Hong Kong bourse raises CEO’s annual salary to HK$9.3 million, before bonus and stock options
Hong Kong Exchanges and Clearing Limited (HKEX) has raised the salary of its chief executive by 3.5 per cent as it renews his contract for three more years, rewarding him for leading the 2017 overhaul in listing rules that could return the world’s fourth-largest equity bourse to pole position in the global race for fundraising.
Charles Li Xiaojia, a former JPMorgan Chase banker, will receive HK$9.35 million (US$1.20 million) in basic salary every year until 15 October, 2021, according to a statement. That pay scale doesn’t include a performance-related discretionary bonus and share options in the bourse operator, whose shares are listed in Hong Kong.
His contract renewal makes Li, 56, the longest-serving CEO on the city’s exchange. By the time his contract expires in 2021, he would’ve been on the exchange for 12 years, longer than any other job he has held in his career.

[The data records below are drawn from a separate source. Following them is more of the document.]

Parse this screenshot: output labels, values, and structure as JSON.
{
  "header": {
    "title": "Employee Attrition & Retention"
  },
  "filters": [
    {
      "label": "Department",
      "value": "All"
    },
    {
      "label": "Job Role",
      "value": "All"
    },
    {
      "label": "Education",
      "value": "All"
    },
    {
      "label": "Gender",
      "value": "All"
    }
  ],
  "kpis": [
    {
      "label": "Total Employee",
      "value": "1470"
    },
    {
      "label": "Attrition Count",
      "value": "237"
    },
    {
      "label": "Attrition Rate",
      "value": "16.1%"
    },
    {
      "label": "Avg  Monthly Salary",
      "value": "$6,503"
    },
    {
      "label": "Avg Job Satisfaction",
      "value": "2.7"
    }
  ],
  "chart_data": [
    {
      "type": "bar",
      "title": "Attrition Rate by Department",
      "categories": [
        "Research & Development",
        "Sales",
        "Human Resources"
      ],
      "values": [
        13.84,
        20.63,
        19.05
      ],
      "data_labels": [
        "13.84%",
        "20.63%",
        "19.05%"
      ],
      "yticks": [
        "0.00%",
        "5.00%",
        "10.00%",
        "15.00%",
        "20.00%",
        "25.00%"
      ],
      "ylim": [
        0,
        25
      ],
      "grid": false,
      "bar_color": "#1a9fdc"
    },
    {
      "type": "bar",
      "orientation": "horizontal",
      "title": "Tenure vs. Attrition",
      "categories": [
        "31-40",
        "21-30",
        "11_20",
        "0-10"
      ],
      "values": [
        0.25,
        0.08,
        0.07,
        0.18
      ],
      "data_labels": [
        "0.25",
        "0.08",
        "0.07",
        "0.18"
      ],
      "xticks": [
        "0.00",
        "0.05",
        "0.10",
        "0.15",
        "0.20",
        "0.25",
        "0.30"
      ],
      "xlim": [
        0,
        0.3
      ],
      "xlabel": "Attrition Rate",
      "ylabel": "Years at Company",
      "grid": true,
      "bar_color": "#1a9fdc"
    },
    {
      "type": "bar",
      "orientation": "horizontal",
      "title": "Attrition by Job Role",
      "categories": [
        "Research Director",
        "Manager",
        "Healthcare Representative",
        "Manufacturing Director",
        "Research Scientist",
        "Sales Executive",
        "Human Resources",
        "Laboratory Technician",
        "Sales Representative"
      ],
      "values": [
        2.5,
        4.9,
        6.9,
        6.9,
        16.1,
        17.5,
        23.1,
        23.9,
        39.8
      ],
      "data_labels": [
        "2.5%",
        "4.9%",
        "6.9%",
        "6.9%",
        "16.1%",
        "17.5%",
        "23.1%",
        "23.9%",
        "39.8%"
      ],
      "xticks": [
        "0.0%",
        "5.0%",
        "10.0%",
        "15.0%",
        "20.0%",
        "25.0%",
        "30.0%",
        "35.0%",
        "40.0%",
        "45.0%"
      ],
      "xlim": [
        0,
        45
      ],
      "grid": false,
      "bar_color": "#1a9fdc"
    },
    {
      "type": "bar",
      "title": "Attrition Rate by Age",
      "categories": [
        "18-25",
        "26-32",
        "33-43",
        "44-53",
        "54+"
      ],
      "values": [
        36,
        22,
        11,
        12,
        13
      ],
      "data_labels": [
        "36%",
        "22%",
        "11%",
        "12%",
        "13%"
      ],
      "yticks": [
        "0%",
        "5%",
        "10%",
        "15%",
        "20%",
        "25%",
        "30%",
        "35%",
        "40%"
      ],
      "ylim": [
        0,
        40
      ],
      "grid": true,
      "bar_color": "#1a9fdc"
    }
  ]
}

Another three years in the driving seat of the exchange “is the first step to work together” to reform and overhaul the system for companies to raise funds, said the HKEX chairwoman Laura Cha Shih May-lung, during a ceremony marking the 18th anniversary of the bourse.
“Charles’ achievements in the past nine years have been noted,” Cha said. “We’ll work together for more challenging times ahead. We are working on our next three-year strategy,” which will be announced in January 2019, she said.
The HKEX and Hong Kong’s securities regulator last year pushed through the biggest changes in the city’s listing rules in three decades to allow pre-revenue biotechnology research firms and technology start-ups with multiple classes of stocks raise capital. At stake was the title of the global capital for fundraising, which Hong Kong lost last year to New York, Shanghai and Shenzhen.
With new rules in place, HKEX is poised for a strong pipeline of blockbuster initial public offers (IPOs) by technology firms like Xiaomi and China Tower, and biotech firms like Hua Medicine, which could bolster Hong Kong’s place in the global ranks to regain this year’s crown.
Li, who started his working life as a journalist at China Dailynewspaper, received HK$7.2 million in annual salary and HK$8.4 million in bonus when he joined the Hong Kong bourse in 2010. He was paid a total package of HK$48 million last year, comprising HK$9 million in salary, HK$15 million in bonus, and HK$24 million in retirement benefits and stock options, according to exchange filings.
Asked if he is happy with his raise for the next three years, Li said he would “go shopping”.
By comparison, former HKEX chairman Chow Chung Kong received a total package of HK$3.14 million in 2015, while other independent directors at the bourse received between HK$700,000 and HK$950,000 in fees.
The stock price of HKEX has risen nearly 85 per cent during Li’s tenure, dipping 1.2 per cent in Wednesday trading to HK$257.60. The stock was listed in 2000 at an initial offered price of HK$3.99 per share.
Carlson Tong, the chairman of Hong Kong’s Securities and Futures Commission (SFC) was paid HK$1.01 million in the 2016 financial year. His pay is likely to remain unchanged in 2017, a source familiar with the regulator’s board told the South China Morning Post last year.
The Hong Kong Monetary Authority (HKMA) doesn’t disclose the exact remuneration of its executives. The city’s de facto central bank did disclose that its highest-paid employee – most likely chief executive Norman Chan – received between HK$10 million and HK$10.5 million in 2015, with a raise of 5 per cent from 2014. That made Chan the second-highest paid regulator in Hong Kong.
Chan and his HKMA senior managers are employed and assessed by Hong Kong’s Financial Secretary, based on a pay review by the government’s Exchange Fund Advisory Committee.